The Egyptians pictured the world of 'yonder' in very concrete terms, covering not only life after death but also the world where the gods, and particularly the sun god, spent the night, that is, after the daily 'death' of the sun. As early as in the Pyramid Texts from the Old Kingdom an underworld is mentioned, called the Duat. In some texts it may be found in the (night) sky, with the inhabitants of Duat living as stars. The Pyramid Texts emphasize strongly that the hereafter is in the sky. The deceased is called upon to ascend to the sky on a ladder, in a cloud of dust or a whirlwind, as a locust, on or as a bird, etc.
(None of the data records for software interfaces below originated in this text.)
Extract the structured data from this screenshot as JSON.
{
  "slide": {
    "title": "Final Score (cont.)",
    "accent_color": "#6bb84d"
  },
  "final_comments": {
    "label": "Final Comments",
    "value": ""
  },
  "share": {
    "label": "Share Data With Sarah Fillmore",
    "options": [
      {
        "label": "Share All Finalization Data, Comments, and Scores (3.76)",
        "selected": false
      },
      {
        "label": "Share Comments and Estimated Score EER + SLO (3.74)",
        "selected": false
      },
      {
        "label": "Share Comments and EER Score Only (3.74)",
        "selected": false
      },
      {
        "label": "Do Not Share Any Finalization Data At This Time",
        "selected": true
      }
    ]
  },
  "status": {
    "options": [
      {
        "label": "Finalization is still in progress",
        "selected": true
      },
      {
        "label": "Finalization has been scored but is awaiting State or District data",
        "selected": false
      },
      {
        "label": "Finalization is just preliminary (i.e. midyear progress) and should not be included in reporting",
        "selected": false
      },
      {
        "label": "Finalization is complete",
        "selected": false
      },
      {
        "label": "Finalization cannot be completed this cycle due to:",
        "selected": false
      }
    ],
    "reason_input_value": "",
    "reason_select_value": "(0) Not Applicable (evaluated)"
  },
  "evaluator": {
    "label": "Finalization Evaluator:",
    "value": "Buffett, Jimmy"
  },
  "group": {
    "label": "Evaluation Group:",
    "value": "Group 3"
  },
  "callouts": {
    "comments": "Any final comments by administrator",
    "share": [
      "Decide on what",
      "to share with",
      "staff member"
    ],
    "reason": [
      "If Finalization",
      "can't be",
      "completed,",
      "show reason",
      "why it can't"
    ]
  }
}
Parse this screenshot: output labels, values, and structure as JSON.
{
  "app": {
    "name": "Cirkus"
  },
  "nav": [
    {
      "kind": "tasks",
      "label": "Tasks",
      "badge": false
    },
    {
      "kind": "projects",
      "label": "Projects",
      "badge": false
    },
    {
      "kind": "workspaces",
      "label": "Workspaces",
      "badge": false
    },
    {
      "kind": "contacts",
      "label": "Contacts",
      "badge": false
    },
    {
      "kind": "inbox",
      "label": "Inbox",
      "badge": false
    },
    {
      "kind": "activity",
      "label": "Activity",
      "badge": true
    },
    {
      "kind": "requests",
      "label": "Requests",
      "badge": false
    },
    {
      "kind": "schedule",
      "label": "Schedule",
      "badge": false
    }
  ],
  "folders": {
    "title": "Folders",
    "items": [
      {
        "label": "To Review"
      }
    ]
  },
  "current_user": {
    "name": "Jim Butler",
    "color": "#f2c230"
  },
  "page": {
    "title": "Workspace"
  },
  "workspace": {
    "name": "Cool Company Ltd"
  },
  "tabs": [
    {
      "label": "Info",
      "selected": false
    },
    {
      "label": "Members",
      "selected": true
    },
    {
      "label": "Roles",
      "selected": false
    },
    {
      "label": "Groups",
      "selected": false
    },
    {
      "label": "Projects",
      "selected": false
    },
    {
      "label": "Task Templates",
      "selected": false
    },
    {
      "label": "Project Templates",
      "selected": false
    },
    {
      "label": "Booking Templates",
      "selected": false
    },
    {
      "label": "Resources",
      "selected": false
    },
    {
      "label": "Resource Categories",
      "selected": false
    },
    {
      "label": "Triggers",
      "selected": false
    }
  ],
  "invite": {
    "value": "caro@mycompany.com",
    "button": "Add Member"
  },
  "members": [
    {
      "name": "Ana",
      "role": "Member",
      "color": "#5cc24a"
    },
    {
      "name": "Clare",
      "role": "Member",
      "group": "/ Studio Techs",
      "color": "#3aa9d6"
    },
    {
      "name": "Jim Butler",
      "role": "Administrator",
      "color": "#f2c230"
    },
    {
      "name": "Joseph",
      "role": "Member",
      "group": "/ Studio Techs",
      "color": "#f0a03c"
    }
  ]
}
Nevertheless, the texts also speak of an underworld located beneath the earth's surface. The Egyptians did not consider these to be contradictory suggestions, but rather different ways of describing aspects of reality. From the Middle Kingdom on, depictions of the underworld became more concrete. Some sarcophagi even have complete maps of it drawn on their bottom boards. An even later elaboration appears in the funerary texts from the New Kingdom, such as the Amduat and the Book of Gates. These may be found in the tombs in the Valley of the Kings. The Amduat in particular (in Egyptian Imy(t)-Duat, 'that which is in the underworld') illustrates the regions through which the sun travels during the night, including their inhabitants. Sometimes actual measurements are given and, for example, the ominous noises in that world are described. By drawing parallels with the underworld, the dark rooms in tombs and temples, such as crypts, could be referred to with the term Duat. Finally, the Duat is also personified as a goddess, the mother who gives birth to the resurrected deceased.

Synonym: Duat